* **Data about app and page elements**:
------------
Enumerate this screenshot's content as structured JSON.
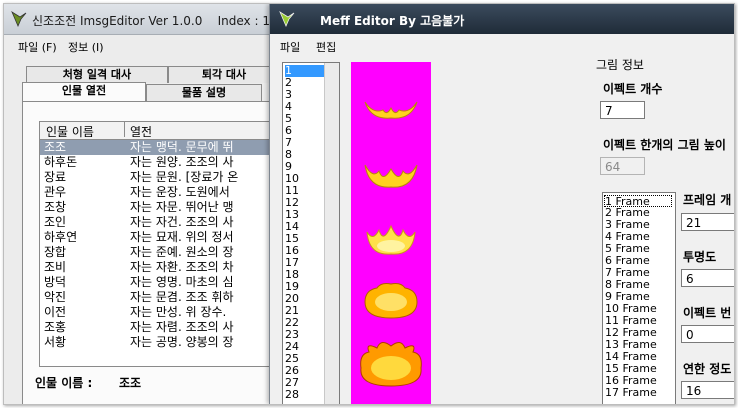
{
  "back_window": {
    "title": "신조조전 ImsgEditor Ver 1.0.0",
    "index_label": "Index : 1",
    "menu": [
      "파일 (F)",
      "정보 (I)"
    ],
    "tabs_row1": [
      "처형 일격 대사",
      "퇴각 대사"
    ],
    "tabs_row2": [
      "인물 열전",
      "물품 설명"
    ],
    "list": {
      "headers": [
        "인물 이름",
        "열전"
      ],
      "rows": [
        {
          "name": "조조",
          "text": "자는 맹덕. 문무에 뛰"
        },
        {
          "name": "하후돈",
          "text": "자는 원양. 조조의 사"
        },
        {
          "name": "장료",
          "text": "자는 문원. [장료가 온"
        },
        {
          "name": "관우",
          "text": "자는 운장. 도원에서 "
        },
        {
          "name": "조창",
          "text": "자는 자문. 뛰어난 맹"
        },
        {
          "name": "조인",
          "text": "자는 자건. 조조의 사"
        },
        {
          "name": "하후연",
          "text": "자는 묘재. 위의 정서"
        },
        {
          "name": "장합",
          "text": "자는 준예. 원소의 장"
        },
        {
          "name": "조비",
          "text": "자는 자환. 조조의 차"
        },
        {
          "name": "방덕",
          "text": "자는 영명. 마초의 심"
        },
        {
          "name": "악진",
          "text": "자는 문겸. 조조 휘하"
        },
        {
          "name": "이전",
          "text": "자는 만성. 위 장수. "
        },
        {
          "name": "조홍",
          "text": "자는 자렴. 조조의 사"
        },
        {
          "name": "서황",
          "text": "자는 공명. 양봉의 장"
        }
      ]
    },
    "name_label": "인물 이름 :",
    "name_value": "조조"
  },
  "front_window": {
    "title": "Meff Editor   By 고음불가",
    "menu": [
      "파일",
      "편집"
    ],
    "index_items": [
      "1",
      "2",
      "3",
      "4",
      "5",
      "6",
      "7",
      "8",
      "9",
      "10",
      "11",
      "12",
      "13",
      "14",
      "15",
      "16",
      "17",
      "18",
      "19",
      "20",
      "21",
      "22",
      "23",
      "24",
      "25",
      "26",
      "27",
      "28"
    ],
    "selected_index": "1",
    "picture_info_label": "그림 정보",
    "effect_count_label": "이펙트 개수",
    "effect_count_value": "7",
    "effect_height_label": "이펙트 한개의 그림 높이",
    "effect_height_value": "64",
    "frames": [
      "1 Frame",
      "2 Frame",
      "3 Frame",
      "4 Frame",
      "5 Frame",
      "6 Frame",
      "7 Frame",
      "8 Frame",
      "9 Frame",
      "10 Frame",
      "11 Frame",
      "12 Frame",
      "13 Frame",
      "14 Frame",
      "15 Frame",
      "16 Frame",
      "17 Frame"
    ],
    "frame_label": "프레임 개",
    "frame_value": "21",
    "opacity_label": "투명도",
    "opacity_value": "6",
    "effect_change_label": "이펙트 번",
    "effect_change_value": "0",
    "link_label": "연한 정도",
    "link_value": "16"
  },
  "colors": {
    "magenta": "#ff00ff",
    "selection_blue": "#3399ff",
    "selection_gray": "#8f9db0"
  }
}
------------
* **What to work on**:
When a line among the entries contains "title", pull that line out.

* **Exercise output**:
    "title": "신조조전 ImsgEditor Ver 1.0.0",
    "title": "Meff Editor   By 고음불가",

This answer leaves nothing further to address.